Directions>
Each line of the entries that mentions the string "icon" needs to be reported.

Dataset excerpts>
----------------------------------------

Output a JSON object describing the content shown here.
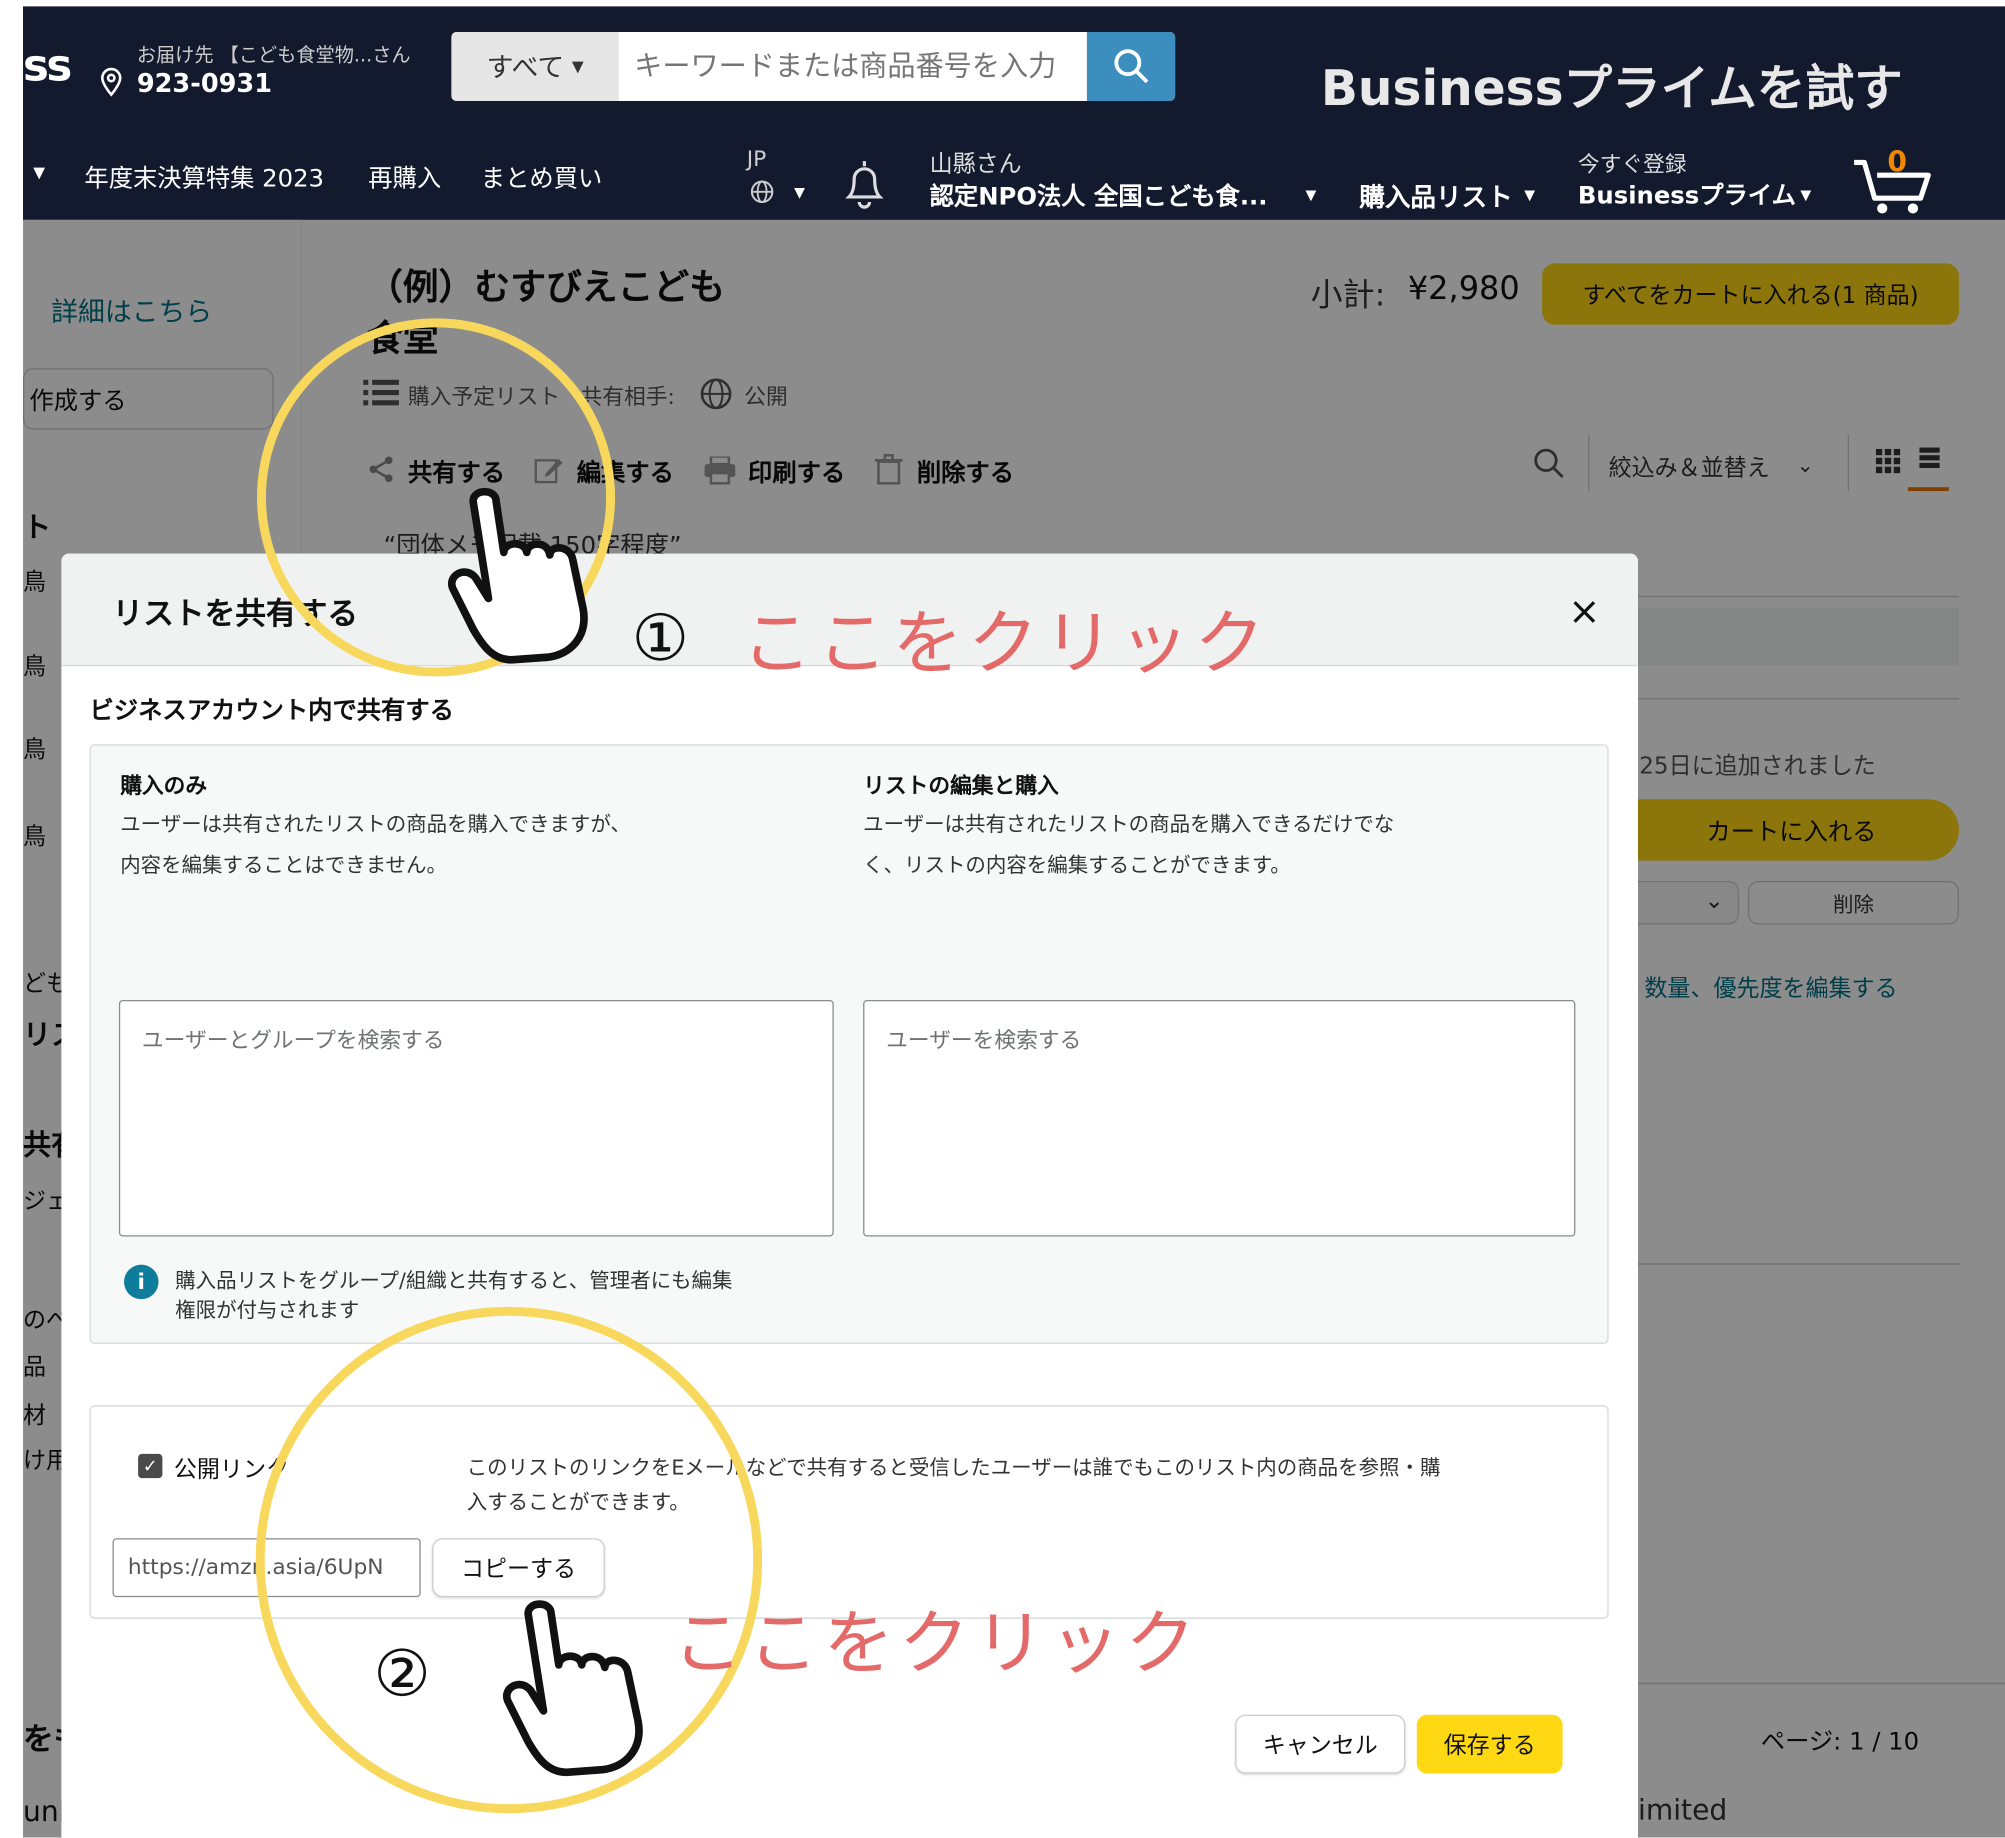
{
  "header": {
    "logo_fragment": "ss",
    "deliver_label": "お届け先 【こども食堂物...さん",
    "postal_code": "923-0931",
    "search_category": "すべて",
    "search_placeholder": "キーワードまたは商品番号を入力",
    "business_prime": "Businessプライムを試す"
  },
  "nav": {
    "items": [
      "年度末決算特集 2023",
      "再購入",
      "まとめ買い"
    ],
    "lang": "JP",
    "account_greeting": "山縣さん",
    "account_name": "認定NPO法人 全国こども食...",
    "lists": "購入品リスト",
    "prime_top": "今すぐ登録",
    "prime_bottom": "Businessプライム",
    "cart_count": "0"
  },
  "sidebar": {
    "details_link": "詳細はこちら",
    "create_button": "作成する",
    "fragments": [
      "ト",
      "鳥",
      "鳥",
      "鳥",
      "鳥",
      "ども",
      "リス",
      "共有",
      "ジェ",
      "のぺ",
      "品",
      "材",
      "け用",
      "をも",
      "unl"
    ]
  },
  "list": {
    "title": "（例）むすびえこども食堂",
    "subtotal_label": "小計:",
    "subtotal_value": "¥2,980",
    "add_all_button": "すべてをカートに入れる(1 商品)",
    "meta_type": "購入予定リスト",
    "meta_shared": "共有相手:",
    "meta_visibility": "公開",
    "action_share": "共有する",
    "action_edit": "編集する",
    "action_print": "印刷する",
    "action_delete": "削除する",
    "filter": "絞込み＆並替え",
    "description": "“団体メモ記載 150字程度”",
    "added_date": "25日に追加されました",
    "add_to_cart": "カートに入れる",
    "remove": "削除",
    "edit_link": "数量、優先度を編集する",
    "page_indicator": "ページ: 1 / 10",
    "footer_fragment": "imited"
  },
  "modal": {
    "title": "リストを共有する",
    "section_title": "ビジネスアカウント内で共有する",
    "buy_only_title": "購入のみ",
    "buy_only_desc_1": "ユーザーは共有されたリストの商品を購入できますが、",
    "buy_only_desc_2": "内容を編集することはできません。",
    "edit_buy_title": "リストの編集と購入",
    "edit_buy_desc_1": "ユーザーは共有されたリストの商品を購入できるだけでな",
    "edit_buy_desc_2": "く、リストの内容を編集することができます。",
    "search_users_groups": "ユーザーとグループを検索する",
    "search_users": "ユーザーを検索する",
    "info_1": "購入品リストをグループ/組織と共有すると、管理者にも編集",
    "info_2": "権限が付与されます",
    "public_link_label": "公開リンク",
    "public_link_desc_1": "このリストのリンクをEメールなどで共有すると受信したユーザーは誰でもこのリスト内の商品を参照・購",
    "public_link_desc_2": "入することができます。",
    "link_value": "https://amzn.asia/6UpN",
    "copy_button": "コピーする",
    "cancel_button": "キャンセル",
    "save_button": "保存する"
  },
  "annotations": {
    "step1_number": "①",
    "step1_text": "ここをクリック",
    "step2_number": "②",
    "step2_text": "ここをクリック"
  },
  "colors": {
    "header_bg": "#131a2e",
    "accent_yellow": "#ffd814",
    "annotation_circle": "#f8d85c",
    "annotation_text": "#e46a6a",
    "link_blue": "#007185"
  }
}
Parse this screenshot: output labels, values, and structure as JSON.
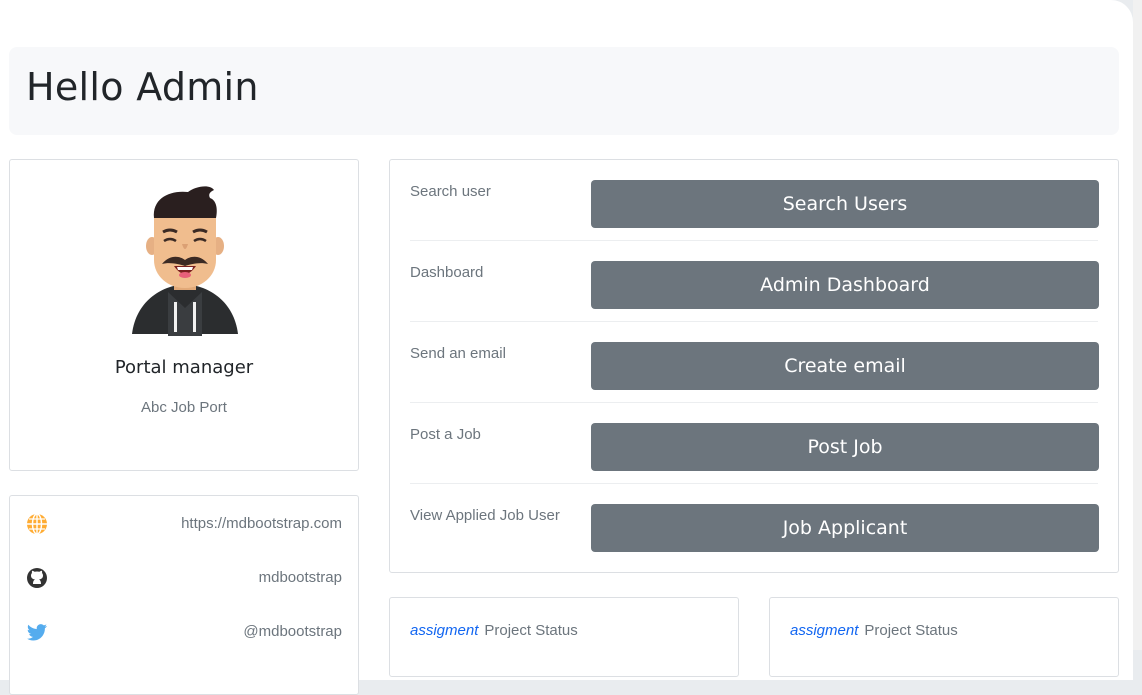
{
  "header": {
    "title": "Hello Admin"
  },
  "profile": {
    "name": "Portal manager",
    "company": "Abc Job Port"
  },
  "links": [
    {
      "icon": "globe-icon",
      "text": "https://mdbootstrap.com",
      "color": "#ffac33"
    },
    {
      "icon": "github-icon",
      "text": "mdbootstrap",
      "color": "#333333"
    },
    {
      "icon": "twitter-icon",
      "text": "@mdbootstrap",
      "color": "#55acee"
    }
  ],
  "actions": [
    {
      "label": "Search user",
      "button": "Search Users"
    },
    {
      "label": "Dashboard",
      "button": "Admin Dashboard"
    },
    {
      "label": "Send an email",
      "button": "Create email"
    },
    {
      "label": "Post a Job",
      "button": "Post Job"
    },
    {
      "label": "View Applied Job User",
      "button": "Job Applicant"
    }
  ],
  "status_cards": [
    {
      "tag": "assigment",
      "title": "Project Status"
    },
    {
      "tag": "assigment",
      "title": "Project Status"
    }
  ],
  "colors": {
    "button": "#6c757d",
    "accent": "#1266f1",
    "header_bg": "#f7f8fa"
  }
}
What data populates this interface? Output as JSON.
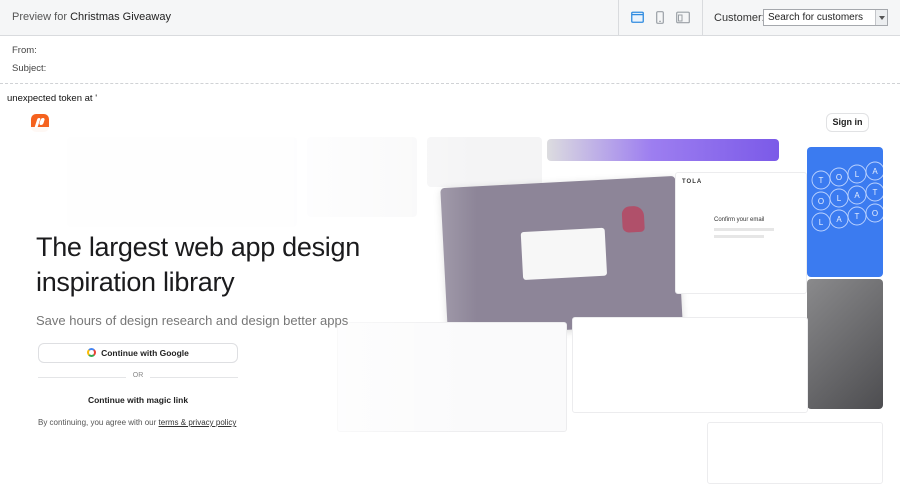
{
  "toolbar": {
    "preview_prefix": "Preview for",
    "campaign_name": "Christmas Giveaway",
    "customer_label": "Customer:",
    "customer_value": "Search for customers",
    "devices": [
      "desktop-icon",
      "mobile-icon",
      "split-view-icon"
    ],
    "active_device_color": "#2f8be0"
  },
  "header": {
    "from_label": "From:",
    "subject_label": "Subject:"
  },
  "error_text": "unexpected token at '",
  "email": {
    "brand_color": "#f5621e",
    "signin_label": "Sign in",
    "hero_title": "The largest web app design inspiration library",
    "subtitle": "Save hours of design research and design better apps",
    "google_button": "Continue with Google",
    "or_text": "OR",
    "magic_link": "Continue with magic link",
    "terms_prefix": "By continuing, you agree with our",
    "terms_link": "terms & privacy policy",
    "collage": {
      "tola_logo": "TOLA",
      "confirm_heading": "Confirm your email",
      "letters": [
        "T",
        "O",
        "L",
        "A",
        "O",
        "L",
        "A",
        "T",
        "L",
        "A",
        "T",
        "O"
      ]
    }
  }
}
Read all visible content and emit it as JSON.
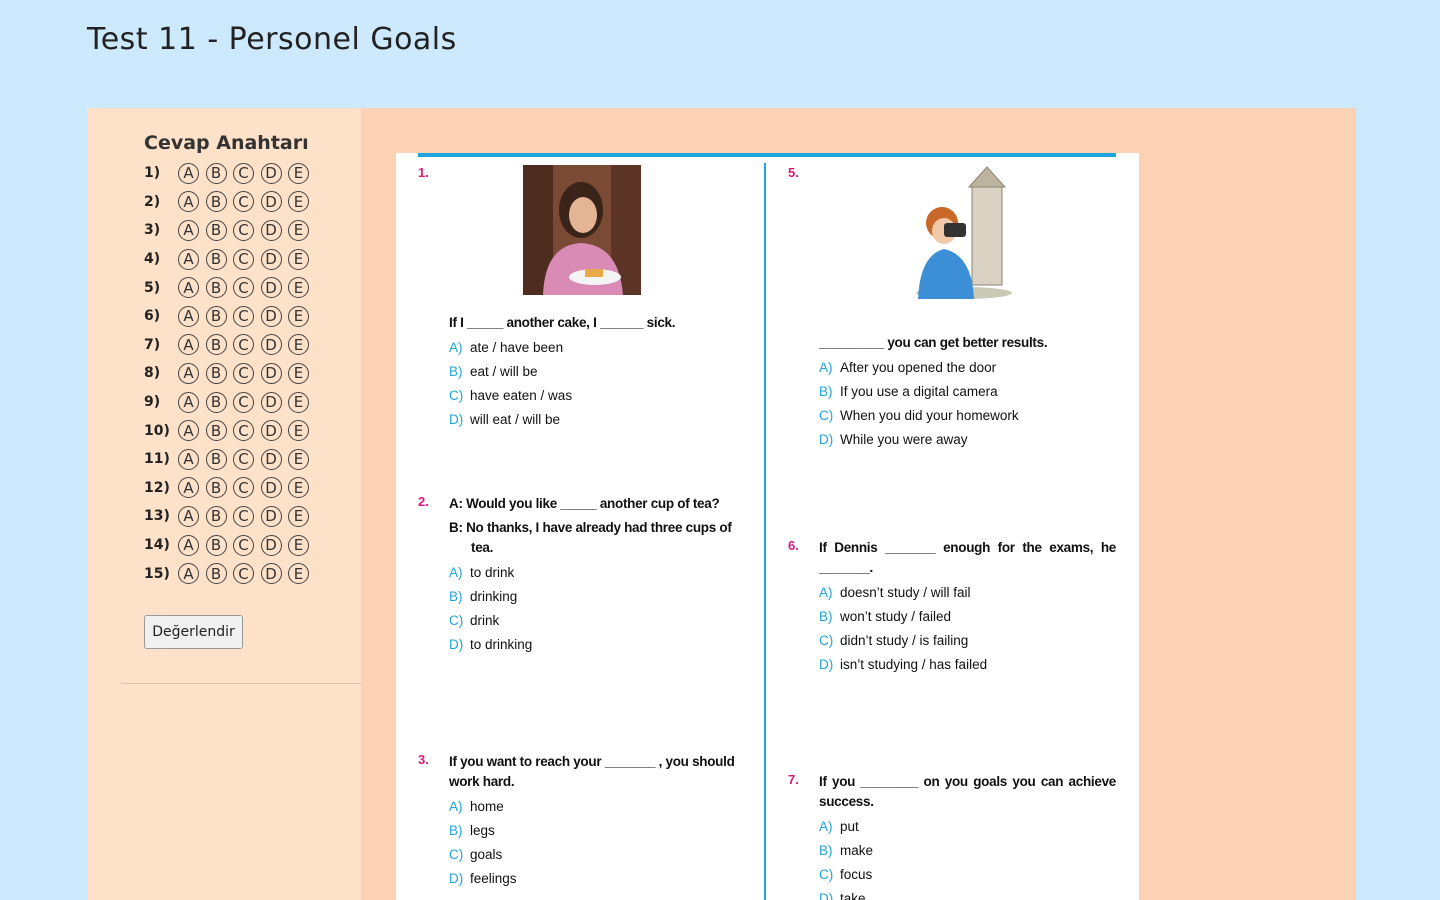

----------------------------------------

Answer to this problem>
      "icon": "globe-icon",
      "icon": "github-icon",
      "icon": "twitter-icon",
      "desktop-icon",
      "mobile-icon",
      "split-view-icon"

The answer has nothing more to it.